The results of the testing were published Monday in the journal Nature Electronics.

At roughly an inch long and half an inch wide, the electronic pill looks something like the biggest multivitamin a human could reasonably swallow. Curled around its tiny batteries is an antenna that beams data out of the body where it can be viewed on a nearby smartphone.

A membrane on the capsule’s nose lets gases through to a sensor that detects concentrations of oxygen, hydrogen and carbon dioxide. Kalantar-Zadeh says those three gases were picked because they provide important information about the gut.

By sensing oxygen content, for instance, the pill can figure out where in the gut it’s located. Oxygen starts off high in the stomach and drops off throughout the intestines. When the pill senses an oxygen-free environment, it knows that it’s finally made it to the colon and soon will exit.

The other two gases give researchers information about the gut microbiome’s activity wherever the capsule happens to be in the digestive tract. In this case, carbon dioxide and hydrogen gas are both byproducts of fermentation, a process many bacteria use to digest food and create energy, Kalantar-Zadeh says. “Looking at how fast these gases are produced, where they are produced and what types of gases are produces gives us clear information about the activity of the microbiome,” he says.

The researchers are forming a company that will continue clinical testing of the device for efficacy and safety. Kalantar-Zadeh stands to receive a royalty for sales of the capsule. “We’re not doing this for profit,” he says. “The only thing we want to see is benefit for people.”

The capsule will cost $30 to $40 to produce at scale, Kalantar-Zadeh says, but they don’t know the retail price.

The capsule may have some far-reaching applications, says University of Chicago’s Gilbert, who wasn’t involved in the development of the device. “Any ability to monitor the production or consumption of chemicals in the environment of the gut is incredibly powerful,” he says. “This device is just limited to carbon dioxide, hydrogen and oxygen, but that alone is an exciting potential for this to be linked to further research of the gut.”

For instance, being able to monitor gut bacteria activity like this could one day help clinicians better diagnose certain diseases. “So for someone with irritable bowel or colitis or even someone with the potential of developing colon cancer,” he says. “Are there changes in gas concentrations along the tract and can we correlate [them] to whether they develop the disease or not? That would be cool. I could think of 17,000 of these examples.” Of course, it would take years of careful research and development to fulfill that potential, and it might not pan out.

The data might also give scientists a fresh look at how different people respond to certain foods, says Kyle Berean, an electrical engineer at RMIT University in Melbourne, Australia who also worked on the device.
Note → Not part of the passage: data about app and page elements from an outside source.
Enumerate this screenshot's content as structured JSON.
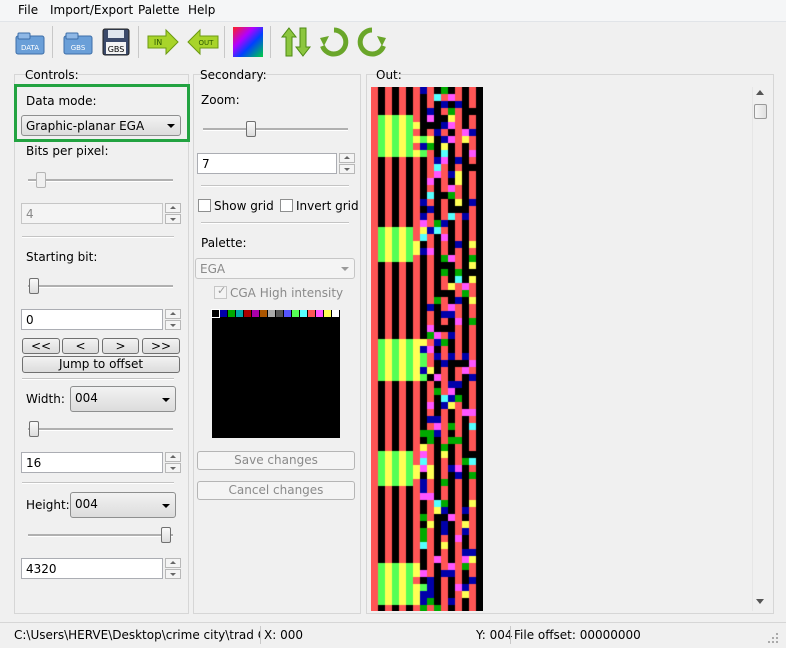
{
  "menu": {
    "items": [
      "File",
      "Import/Export",
      "Palette",
      "Help"
    ]
  },
  "toolbar": {
    "buttons": [
      {
        "icon": "folder-data-icon",
        "label": "DATA"
      },
      {
        "icon": "folder-gbs-icon",
        "label": "GBS"
      },
      {
        "icon": "save-gbs-icon",
        "label": "GBS"
      },
      {
        "icon": "import-in-icon",
        "label": "IN"
      },
      {
        "icon": "export-out-icon",
        "label": "OUT"
      },
      {
        "icon": "color-palette-icon"
      },
      {
        "icon": "swap-arrows-icon"
      },
      {
        "icon": "rotate-cw-icon"
      },
      {
        "icon": "rotate-ccw-icon"
      }
    ]
  },
  "controls": {
    "title": "Controls:",
    "data_mode_label": "Data mode:",
    "data_mode_value": "Graphic-planar EGA",
    "bits_label": "Bits per pixel:",
    "bits_value": "4",
    "bits_slider_fraction": 0.0,
    "starting_bit_label": "Starting bit:",
    "starting_bit_value": "0",
    "nav": [
      "<<",
      "<",
      ">",
      ">>"
    ],
    "jump_label": "Jump to offset",
    "width_label": "Width:",
    "width_select": "004",
    "width_value": "16",
    "height_label": "Height:",
    "height_select": "004",
    "height_value": "4320"
  },
  "secondary": {
    "title": "Secondary:",
    "zoom_label": "Zoom:",
    "zoom_value": "7",
    "show_grid": "Show grid",
    "invert_grid": "Invert grid",
    "palette_label": "Palette:",
    "palette_value": "EGA",
    "cga_label": "CGA High intensity",
    "palette_colors": [
      "#000000",
      "#0000aa",
      "#00aa00",
      "#00aaaa",
      "#aa0000",
      "#aa00aa",
      "#aa5500",
      "#aaaaaa",
      "#555555",
      "#5555ff",
      "#55ff55",
      "#55ffff",
      "#ff5555",
      "#ff55ff",
      "#ffff55",
      "#ffffff"
    ],
    "save_label": "Save changes",
    "cancel_label": "Cancel changes"
  },
  "output": {
    "title": "Out:"
  },
  "status": {
    "path": "C:\\Users\\HERVE\\Desktop\\crime city\\trad Crim",
    "x": "X: 000",
    "y": "Y: 004",
    "offset": "File offset: 00000000"
  },
  "colors": {
    "highlight": "#22a341",
    "accent": "#3399ff"
  }
}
We rely on microbes to break down certain foods – like starches or complex proteins – so that we can absorb the nutrition.

Too little bacterial activity is inefficient, but too much can be dangerous. What that proper level is – and how to achieve it with the right food – might be different for everyone, Berean says. “We keep hearing about individualized diets,” he says. “This provides an opportunity to see how your body is actually interacting with that food.”
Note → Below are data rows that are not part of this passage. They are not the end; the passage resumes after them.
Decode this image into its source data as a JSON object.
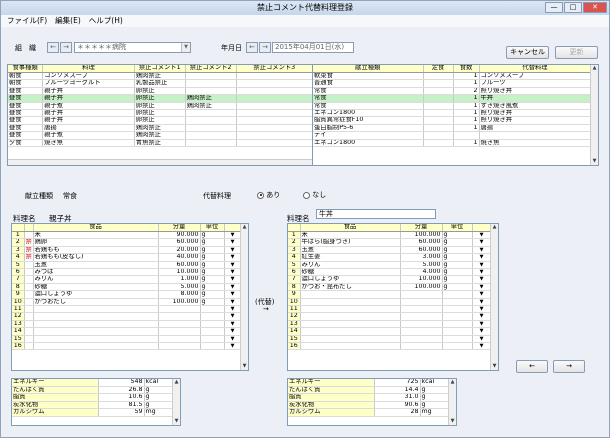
{
  "window": {
    "title": "禁止コメント代替料理登録",
    "min": "—",
    "max": "□",
    "close": "✕"
  },
  "menu": [
    "ファイル(F)",
    "編集(E)",
    "ヘルプ(H)"
  ],
  "toolbar": {
    "kumi_label": "組　織",
    "kumi_value": "＊＊＊＊＊病院",
    "date_label": "年月日",
    "date_value": "2015年04月01日(水)",
    "cancel": "キャンセル",
    "update": "更新",
    "prev": "←",
    "next": "→"
  },
  "top_grid": {
    "columns": [
      "食事種類",
      "料理",
      "禁止コメント1",
      "禁止コメント2",
      "禁止コメント3"
    ],
    "rows": [
      [
        "朝食",
        "コンソメスープ",
        "鶏肉禁止",
        "",
        ""
      ],
      [
        "朝食",
        "フルーツヨーグルト",
        "乳製品禁止",
        "",
        ""
      ],
      [
        "昼食",
        "親子丼",
        "卵禁止",
        "",
        ""
      ],
      [
        "昼食",
        "親子丼",
        "卵禁止",
        "鶏肉禁止",
        ""
      ],
      [
        "昼食",
        "親子煮",
        "卵禁止",
        "鶏肉禁止",
        ""
      ],
      [
        "昼食",
        "親子丼",
        "卵禁止",
        "",
        ""
      ],
      [
        "昼食",
        "親子丼",
        "卵禁止",
        "",
        ""
      ],
      [
        "昼食",
        "唐揚",
        "鶏肉禁止",
        "",
        ""
      ],
      [
        "昼食",
        "親子煮",
        "鶏肉禁止",
        "",
        ""
      ],
      [
        "夕食",
        "焼き魚",
        "青魚禁止",
        "",
        ""
      ]
    ],
    "highlight": 3
  },
  "right_grid": {
    "columns": [
      "献立種類",
      "定食",
      "食数",
      "代替料理"
    ],
    "rows": [
      [
        "軟菜食",
        "",
        "1",
        "コンソメスープ"
      ],
      [
        "普通食",
        "",
        "1",
        "フルーツ"
      ],
      [
        "常食",
        "",
        "2",
        "照り焼き丼"
      ],
      [
        "常食",
        "",
        "1",
        "牛丼"
      ],
      [
        "常食",
        "",
        "1",
        "すき焼き風煮"
      ],
      [
        "エネコン1800",
        "",
        "1",
        "照り焼き丼"
      ],
      [
        "脂質異常症食F10",
        "",
        "1",
        "照り焼き丼"
      ],
      [
        "蛋白脂制P5-6",
        "",
        "1",
        "唐揚"
      ],
      [
        "デイ",
        "",
        "",
        ""
      ],
      [
        "エネコン1800",
        "",
        "1",
        "焼き魚"
      ]
    ],
    "highlight": 3
  },
  "detail": {
    "kondate_label": "献立種類",
    "kondate_value": "常食",
    "daitai_label": "代替料理",
    "opt_ari": "あり",
    "opt_nashi": "なし",
    "ryouri_label": "料理名",
    "ryouri_left": "親子丼",
    "ryouri_right": "牛丼",
    "kaeru": "(代替)",
    "arrow": "→"
  },
  "food_cols": [
    "食品",
    "分量",
    "単位"
  ],
  "left_foods": [
    [
      "",
      "米",
      "90.000",
      "g"
    ],
    [
      "禁",
      "鶏卵",
      "60.000",
      "g"
    ],
    [
      "禁",
      "若鶏もも",
      "20.000",
      "g"
    ],
    [
      "禁",
      "若鶏もも(皮なし)",
      "40.000",
      "g"
    ],
    [
      "",
      "玉葱",
      "60.000",
      "g"
    ],
    [
      "",
      "みつば",
      "10.000",
      "g"
    ],
    [
      "",
      "みりん",
      "1.000",
      "g"
    ],
    [
      "",
      "砂糖",
      "5.000",
      "g"
    ],
    [
      "",
      "濃口しょうゆ",
      "8.000",
      "g"
    ],
    [
      "",
      "かつおだし",
      "100.000",
      "g"
    ],
    [
      "",
      "",
      "",
      ""
    ],
    [
      "",
      "",
      "",
      ""
    ],
    [
      "",
      "",
      "",
      ""
    ],
    [
      "",
      "",
      "",
      ""
    ],
    [
      "",
      "",
      "",
      ""
    ],
    [
      "",
      "",
      "",
      ""
    ]
  ],
  "right_foods": [
    [
      "米",
      "100.000",
      "g"
    ],
    [
      "牛ばら(脂身つき)",
      "60.000",
      "g"
    ],
    [
      "玉葱",
      "60.000",
      "g"
    ],
    [
      "紅生姜",
      "3.000",
      "g"
    ],
    [
      "みりん",
      "5.000",
      "g"
    ],
    [
      "砂糖",
      "4.000",
      "g"
    ],
    [
      "濃口しょうゆ",
      "10.000",
      "g"
    ],
    [
      "かつお・昆布だし",
      "100.000",
      "g"
    ],
    [
      "",
      "",
      ""
    ],
    [
      "",
      "",
      ""
    ],
    [
      "",
      "",
      ""
    ],
    [
      "",
      "",
      ""
    ],
    [
      "",
      "",
      ""
    ],
    [
      "",
      "",
      ""
    ],
    [
      "",
      "",
      ""
    ],
    [
      "",
      "",
      ""
    ]
  ],
  "left_nutr": [
    [
      "エネルギー",
      "548",
      "kcal"
    ],
    [
      "たんぱく質",
      "26.8",
      "g"
    ],
    [
      "脂質",
      "10.6",
      "g"
    ],
    [
      "炭水化物",
      "81.5",
      "g"
    ],
    [
      "カルシウム",
      "59",
      "mg"
    ]
  ],
  "right_nutr": [
    [
      "エネルギー",
      "725",
      "kcal"
    ],
    [
      "たんぱく質",
      "14.4",
      "g"
    ],
    [
      "脂質",
      "31.0",
      "g"
    ],
    [
      "炭水化物",
      "90.6",
      "g"
    ],
    [
      "カルシウム",
      "28",
      "mg"
    ]
  ]
}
The gas-sniffing capsule isn’t the only attempt to probe the human gut in real time. The Food and Drug Administration cleared the way for a swallowable capsule camera in 2014. And a group at MIT has experimented with a pill that could be used to collect vital signs as it travels through the digestive tract.

“There’s an ongoing effort to develop these platforms,” Gilbert says. But he says that this report is a proof of concept that opens the door to new means of understanding the gut. “The gut is right inside us, but it’s as far away as Mars in terms of getting inside and seeing what’s happening in real time. This is a potential tool by which we can finally analyze that.”
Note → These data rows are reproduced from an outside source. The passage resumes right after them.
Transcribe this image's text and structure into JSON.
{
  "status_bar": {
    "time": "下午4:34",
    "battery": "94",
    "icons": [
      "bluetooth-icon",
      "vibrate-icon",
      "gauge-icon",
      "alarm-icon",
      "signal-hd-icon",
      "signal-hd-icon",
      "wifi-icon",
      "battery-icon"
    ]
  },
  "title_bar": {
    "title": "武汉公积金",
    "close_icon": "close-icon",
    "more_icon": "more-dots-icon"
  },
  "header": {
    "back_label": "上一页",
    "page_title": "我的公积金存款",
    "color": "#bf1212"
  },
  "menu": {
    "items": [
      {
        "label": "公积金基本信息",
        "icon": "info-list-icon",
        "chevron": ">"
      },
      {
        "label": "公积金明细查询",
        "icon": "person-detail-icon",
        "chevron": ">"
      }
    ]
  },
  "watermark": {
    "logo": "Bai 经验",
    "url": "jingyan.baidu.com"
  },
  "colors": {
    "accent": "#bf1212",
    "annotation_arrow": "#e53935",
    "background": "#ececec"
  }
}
Angus Chen is a journalist based in New York City. He is on Twitter: @angRChen.

from NPR Topics: News